So, even after the end of the ongoing concert series billed as the final tour of Dead & Company -- the band formed by some surviving members of the Grateful Dead -- Ryan will be able to stake claim to a spin on the band’s famous iconography through the three shirt designs.

“We wanted to create a way for Joe to pay homage to, of course, his love for the Grateful Dead,” said Matt Schultz, the director of brand partnerships and social media at HOMAGE. “But it's also a way for him to pay homage to his family, to where he comes from, and really what makes him who he is, as a player.”

There’s a light gray shirt, a favorite of many Twins players around the clubhouse, which features a skeleton wearing Ryan’s Twins uniform -- with the iconic lightning bolt on the left leg -- throwing a baseball shrouded in flames.

Then, there are the two that Ryan designed with his friend from home in Marin County, Corey Mano, and Mano’s girlfriend, Mary.

The first thing that came to Ryan’s mind was to pay tribute to his love for surfing, and to his home in Northern California, where the Dead originated. So, there’s a skeleton on a surfboard -- goofy-footed, with the feet switched, like Ryan -- with the Bay Area’s iconic Mt. Tamalpais in the background. That turned into a light blue shirt with “Joe Ryan” stamped across the top.

“I wrote out this long text to my buddy, who's a huge Dead fan,” Ryan said. “His girlfriend took what I wrote and she drew it on a piece of paper. I'm like, 'Yeah, that's exactly what we just said.' I just sent that picture over to the team, and they threw it together, and it looked exactly how we designed it.”

Finally, there’s another that pays tribute to Minnesota, his home as a pitcher for the foreseeable future, with one of the dancing bears ice fishing with a baseball bat through a hole in the ice that looks like the “Steal Your Face” skull, which adorns another light gray shirt option.

And no, all of this isn’t just a way to pander to the club’s manager (Rocco Baldelli notably enjoys the Dead and has bobbleheads of Garcia on his desk in his office at Target Field). Ryan figures to be a fixture at Target Field for the years to come -- especially as his pitching continues to develop polish, evidenced by his complete-game shutout against the Red Sox last Thursday, the first by a Twins starter in a half-decade.

So, what better way to pay tribute to his roots in Northern California, his growth in Minnesota, and his love for one of the all-time classic bands?

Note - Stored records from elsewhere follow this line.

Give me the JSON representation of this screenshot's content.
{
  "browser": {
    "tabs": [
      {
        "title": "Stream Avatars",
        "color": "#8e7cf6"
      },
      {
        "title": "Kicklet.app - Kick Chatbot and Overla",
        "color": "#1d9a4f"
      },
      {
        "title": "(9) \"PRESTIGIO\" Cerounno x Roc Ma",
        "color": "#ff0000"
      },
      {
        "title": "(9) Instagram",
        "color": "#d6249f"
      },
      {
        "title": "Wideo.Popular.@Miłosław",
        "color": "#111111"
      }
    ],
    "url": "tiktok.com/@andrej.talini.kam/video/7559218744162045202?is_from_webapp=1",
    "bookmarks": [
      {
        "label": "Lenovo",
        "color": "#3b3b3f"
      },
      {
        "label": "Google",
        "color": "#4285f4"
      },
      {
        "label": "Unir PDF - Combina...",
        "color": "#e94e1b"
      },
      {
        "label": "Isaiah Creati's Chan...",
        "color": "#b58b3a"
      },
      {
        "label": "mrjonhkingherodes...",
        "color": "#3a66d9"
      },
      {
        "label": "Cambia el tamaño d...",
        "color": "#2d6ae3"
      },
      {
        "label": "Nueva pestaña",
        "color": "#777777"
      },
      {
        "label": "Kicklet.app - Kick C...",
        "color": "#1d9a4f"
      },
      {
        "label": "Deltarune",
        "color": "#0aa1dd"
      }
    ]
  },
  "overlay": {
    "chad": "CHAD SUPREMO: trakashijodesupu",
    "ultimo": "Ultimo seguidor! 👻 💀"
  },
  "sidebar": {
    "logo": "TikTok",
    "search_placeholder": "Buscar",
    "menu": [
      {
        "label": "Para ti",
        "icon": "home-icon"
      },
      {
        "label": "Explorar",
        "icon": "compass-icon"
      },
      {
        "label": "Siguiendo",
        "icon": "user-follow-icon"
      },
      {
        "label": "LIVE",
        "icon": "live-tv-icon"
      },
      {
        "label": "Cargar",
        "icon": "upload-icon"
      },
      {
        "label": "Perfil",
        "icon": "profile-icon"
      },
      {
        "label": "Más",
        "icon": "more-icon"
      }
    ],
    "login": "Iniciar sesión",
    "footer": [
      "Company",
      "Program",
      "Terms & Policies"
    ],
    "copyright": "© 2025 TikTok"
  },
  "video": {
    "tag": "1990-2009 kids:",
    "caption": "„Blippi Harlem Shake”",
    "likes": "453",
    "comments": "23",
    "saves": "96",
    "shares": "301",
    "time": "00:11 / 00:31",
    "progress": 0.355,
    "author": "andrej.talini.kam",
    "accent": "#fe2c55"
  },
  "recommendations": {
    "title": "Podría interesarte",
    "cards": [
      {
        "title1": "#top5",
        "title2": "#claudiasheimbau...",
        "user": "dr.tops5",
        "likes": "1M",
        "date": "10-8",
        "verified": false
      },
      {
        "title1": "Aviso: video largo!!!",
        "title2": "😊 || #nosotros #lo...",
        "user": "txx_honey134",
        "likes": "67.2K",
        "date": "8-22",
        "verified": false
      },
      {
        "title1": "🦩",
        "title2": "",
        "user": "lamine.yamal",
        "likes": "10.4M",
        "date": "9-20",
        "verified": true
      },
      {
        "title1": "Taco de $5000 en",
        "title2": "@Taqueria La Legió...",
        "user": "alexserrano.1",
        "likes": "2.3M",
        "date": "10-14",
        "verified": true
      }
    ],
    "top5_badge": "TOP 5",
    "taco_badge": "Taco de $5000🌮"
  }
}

“Everyone involved has really embraced the creative nature of this,” Schultz said. “We don't want this to be like your normal fan apparel. This is really, you know, more of an approach of a personal tribute to Joe's game, to his life, and of course, to Minnesota Twins fans.”